**EXTRACTED DATA**
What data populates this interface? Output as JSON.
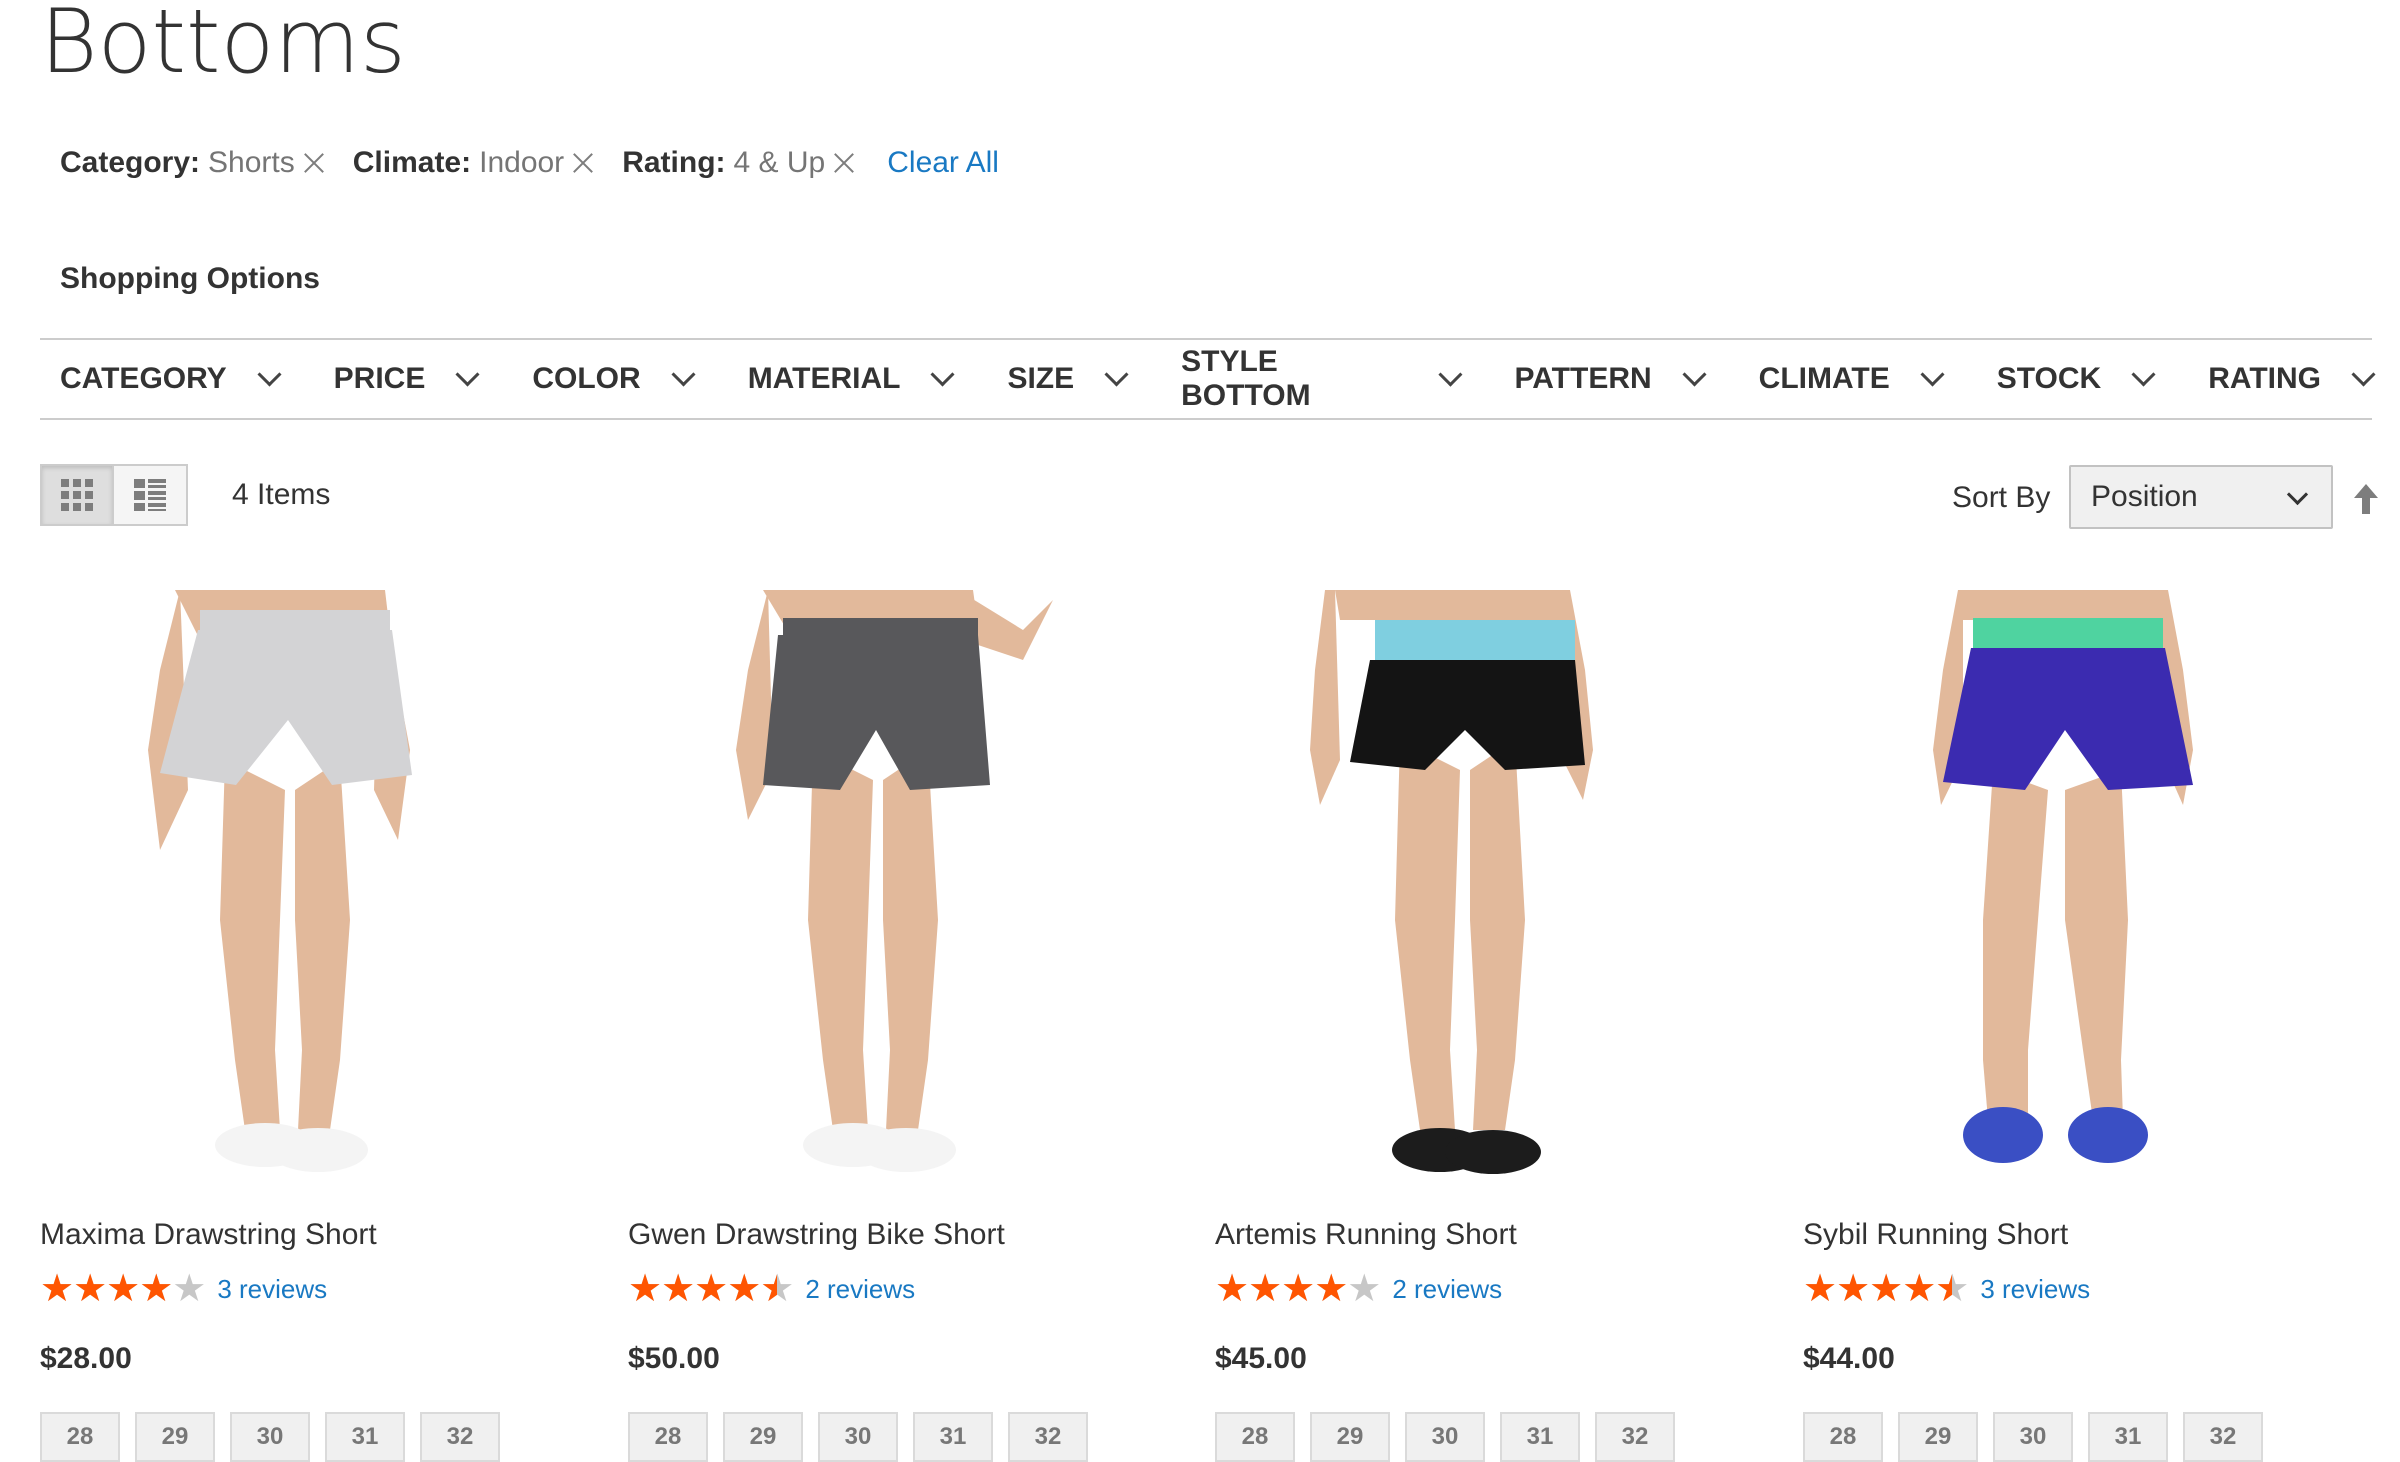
{
  "page": {
    "title": "Bottoms"
  },
  "active_filters": [
    {
      "label": "Category:",
      "value": "Shorts"
    },
    {
      "label": "Climate:",
      "value": "Indoor"
    },
    {
      "label": "Rating:",
      "value": "4 & Up"
    }
  ],
  "clear_all": "Clear All",
  "shopping_options": "Shopping Options",
  "filter_tabs": [
    "Category",
    "Price",
    "Color",
    "Material",
    "Size",
    "Style Bottom",
    "Pattern",
    "Climate",
    "Stock",
    "Rating"
  ],
  "toolbar": {
    "view_modes": [
      "grid-icon",
      "list-icon"
    ],
    "active_mode": "grid",
    "amount": "4 Items",
    "sort_label": "Sort By",
    "sort_value": "Position",
    "sort_direction_icon": "arrow-up-icon"
  },
  "colors": {
    "accent_link": "#1979c3",
    "star": "#ff5501",
    "star_empty": "#c7c7c7"
  },
  "products": [
    {
      "name": "Maxima Drawstring Short",
      "rating_percent": 80,
      "reviews": "3 reviews",
      "price": "$28.00",
      "sizes": [
        "28",
        "29",
        "30",
        "31",
        "32"
      ],
      "short_color": "#d3d3d5",
      "band_color": "#d3d3d5",
      "shoe_color": "#f4f4f4",
      "image": "product-photo"
    },
    {
      "name": "Gwen Drawstring Bike Short",
      "rating_percent": 90,
      "reviews": "2 reviews",
      "price": "$50.00",
      "sizes": [
        "28",
        "29",
        "30",
        "31",
        "32"
      ],
      "short_color": "#58585b",
      "band_color": "#58585b",
      "shoe_color": "#f4f4f4",
      "image": "product-photo"
    },
    {
      "name": "Artemis Running Short",
      "rating_percent": 80,
      "reviews": "2 reviews",
      "price": "$45.00",
      "sizes": [
        "28",
        "29",
        "30",
        "31",
        "32"
      ],
      "short_color": "#141414",
      "band_color": "#7fcfe0",
      "shoe_color": "#1c1c1c",
      "image": "product-photo"
    },
    {
      "name": "Sybil Running Short",
      "rating_percent": 90,
      "reviews": "3 reviews",
      "price": "$44.00",
      "sizes": [
        "28",
        "29",
        "30",
        "31",
        "32"
      ],
      "short_color": "#3b2bb0",
      "band_color": "#4fd3a0",
      "shoe_color": "#3a4fc4",
      "image": "product-photo"
    }
  ]
}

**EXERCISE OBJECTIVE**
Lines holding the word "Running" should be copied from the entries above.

**RESULT**
      "name": "Artemis Running Short",
      "name": "Sybil Running Short",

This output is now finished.